#### WHAT YOU NEED TO DO
Reproduce each record exactly. The pictures should be skipped.

(App and web page records)
▼▼▼
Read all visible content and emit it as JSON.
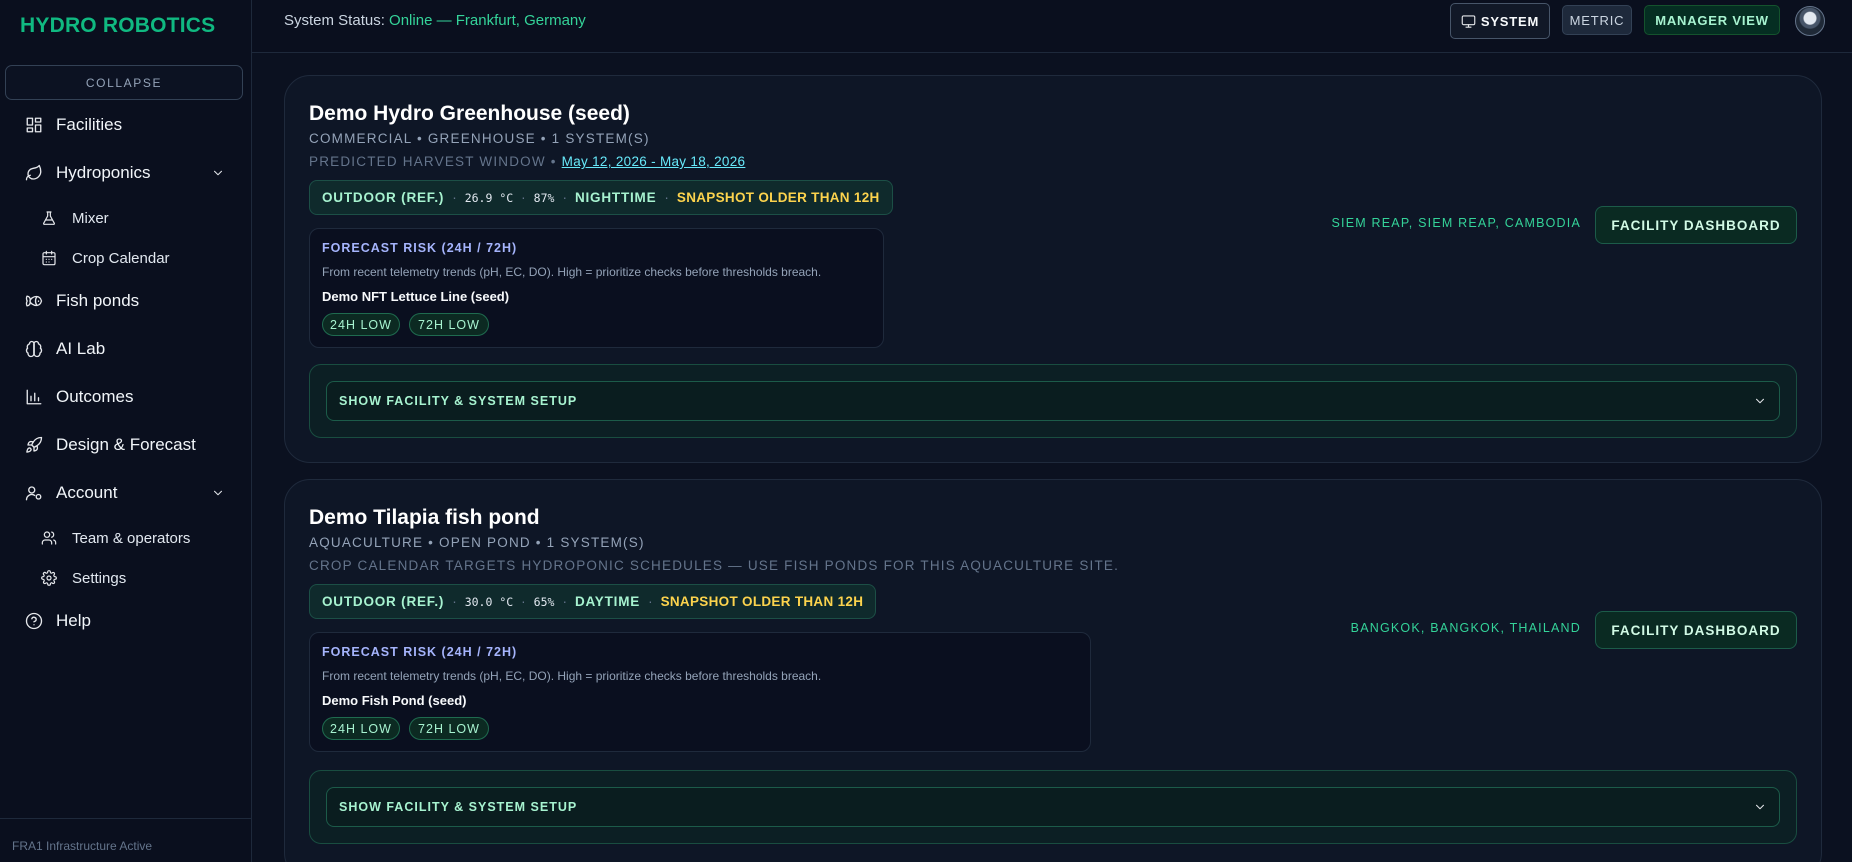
{
  "app": {
    "brand": "HYDRO ROBOTICS"
  },
  "sidebar": {
    "collapse_label": "COLLAPSE",
    "items": [
      {
        "label": "Facilities",
        "icon": "grid-icon"
      },
      {
        "label": "Hydroponics",
        "icon": "leaf-icon"
      },
      {
        "label": "Mixer",
        "icon": "flask-icon"
      },
      {
        "label": "Crop Calendar",
        "icon": "calendar-icon"
      },
      {
        "label": "Fish ponds",
        "icon": "fish-icon"
      },
      {
        "label": "AI Lab",
        "icon": "brain-icon"
      },
      {
        "label": "Outcomes",
        "icon": "bar-chart-icon"
      },
      {
        "label": "Design & Forecast",
        "icon": "rocket-icon"
      },
      {
        "label": "Account",
        "icon": "user-gear-icon"
      },
      {
        "label": "Team & operators",
        "icon": "users-icon"
      },
      {
        "label": "Settings",
        "icon": "gear-icon"
      },
      {
        "label": "Help",
        "icon": "help-circle-icon"
      }
    ],
    "footer": "FRA1 Infrastructure Active"
  },
  "topbar": {
    "status_label": "System Status:",
    "status_value": "Online — Frankfurt, Germany",
    "system_btn": "SYSTEM",
    "metric_btn": "METRIC",
    "manager_btn": "MANAGER VIEW"
  },
  "facilities": [
    {
      "title": "Demo Hydro Greenhouse (seed)",
      "meta": "COMMERCIAL • GREENHOUSE • 1 SYSTEM(S)",
      "note_prefix": "PREDICTED HARVEST WINDOW •",
      "note_link": "May 12, 2026 - May 18, 2026",
      "weather": {
        "label": "OUTDOOR (REF.)",
        "temp": "26.9 °C",
        "humidity": "87%",
        "period": "NIGHTTIME",
        "warning": "SNAPSHOT OLDER THAN 12H"
      },
      "forecast": {
        "title": "FORECAST RISK (24H / 72H)",
        "desc": "From recent telemetry trends (pH, EC, DO). High = prioritize checks before thresholds breach.",
        "system": "Demo NFT Lettuce Line (seed)",
        "risk24": "24H LOW",
        "risk72": "72H LOW"
      },
      "location": "SIEM REAP, SIEM REAP, CAMBODIA",
      "dashboard_btn": "FACILITY DASHBOARD",
      "setup_btn": "SHOW FACILITY & SYSTEM SETUP"
    },
    {
      "title": "Demo Tilapia fish pond",
      "meta": "AQUACULTURE • OPEN POND • 1 SYSTEM(S)",
      "note": "CROP CALENDAR TARGETS HYDROPONIC SCHEDULES — USE FISH PONDS FOR THIS AQUACULTURE SITE.",
      "weather": {
        "label": "OUTDOOR (REF.)",
        "temp": "30.0 °C",
        "humidity": "65%",
        "period": "DAYTIME",
        "warning": "SNAPSHOT OLDER THAN 12H"
      },
      "forecast": {
        "title": "FORECAST RISK (24H / 72H)",
        "desc": "From recent telemetry trends (pH, EC, DO). High = prioritize checks before thresholds breach.",
        "system": "Demo Fish Pond (seed)",
        "risk24": "24H LOW",
        "risk72": "72H LOW"
      },
      "location": "BANGKOK, BANGKOK, THAILAND",
      "dashboard_btn": "FACILITY DASHBOARD",
      "setup_btn": "SHOW FACILITY & SYSTEM SETUP"
    }
  ]
}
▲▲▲
#### TASK RESPONSE
Read all visible content and emit it as JSON.
{
  "app": {
    "brand": "HYDRO ROBOTICS"
  },
  "sidebar": {
    "collapse_label": "COLLAPSE",
    "items": [
      {
        "label": "Facilities",
        "icon": "grid-icon"
      },
      {
        "label": "Hydroponics",
        "icon": "leaf-icon"
      },
      {
        "label": "Mixer",
        "icon": "flask-icon"
      },
      {
        "label": "Crop Calendar",
        "icon": "calendar-icon"
      },
      {
        "label": "Fish ponds",
        "icon": "fish-icon"
      },
      {
        "label": "AI Lab",
        "icon": "brain-icon"
      },
      {
        "label": "Outcomes",
        "icon": "bar-chart-icon"
      },
      {
        "label": "Design & Forecast",
        "icon": "rocket-icon"
      },
      {
        "label": "Account",
        "icon": "user-gear-icon"
      },
      {
        "label": "Team & operators",
        "icon": "users-icon"
      },
      {
        "label": "Settings",
        "icon": "gear-icon"
      },
      {
        "label": "Help",
        "icon": "help-circle-icon"
      }
    ],
    "footer": "FRA1 Infrastructure Active"
  },
  "topbar": {
    "status_label": "System Status:",
    "status_value": "Online — Frankfurt, Germany",
    "system_btn": "SYSTEM",
    "metric_btn": "METRIC",
    "manager_btn": "MANAGER VIEW"
  },
  "facilities": [
    {
      "title": "Demo Hydro Greenhouse (seed)",
      "meta": "COMMERCIAL • GREENHOUSE • 1 SYSTEM(S)",
      "note_prefix": "PREDICTED HARVEST WINDOW •",
      "note_link": "May 12, 2026 - May 18, 2026",
      "weather": {
        "label": "OUTDOOR (REF.)",
        "temp": "26.9 °C",
        "humidity": "87%",
        "period": "NIGHTTIME",
        "warning": "SNAPSHOT OLDER THAN 12H"
      },
      "forecast": {
        "title": "FORECAST RISK (24H / 72H)",
        "desc": "From recent telemetry trends (pH, EC, DO). High = prioritize checks before thresholds breach.",
        "system": "Demo NFT Lettuce Line (seed)",
        "risk24": "24H LOW",
        "risk72": "72H LOW"
      },
      "location": "SIEM REAP, SIEM REAP, CAMBODIA",
      "dashboard_btn": "FACILITY DASHBOARD",
      "setup_btn": "SHOW FACILITY & SYSTEM SETUP"
    },
    {
      "title": "Demo Tilapia fish pond",
      "meta": "AQUACULTURE • OPEN POND • 1 SYSTEM(S)",
      "note": "CROP CALENDAR TARGETS HYDROPONIC SCHEDULES — USE FISH PONDS FOR THIS AQUACULTURE SITE.",
      "weather": {
        "label": "OUTDOOR (REF.)",
        "temp": "30.0 °C",
        "humidity": "65%",
        "period": "DAYTIME",
        "warning": "SNAPSHOT OLDER THAN 12H"
      },
      "forecast": {
        "title": "FORECAST RISK (24H / 72H)",
        "desc": "From recent telemetry trends (pH, EC, DO). High = prioritize checks before thresholds breach.",
        "system": "Demo Fish Pond (seed)",
        "risk24": "24H LOW",
        "risk72": "72H LOW"
      },
      "location": "BANGKOK, BANGKOK, THAILAND",
      "dashboard_btn": "FACILITY DASHBOARD",
      "setup_btn": "SHOW FACILITY & SYSTEM SETUP"
    }
  ]
}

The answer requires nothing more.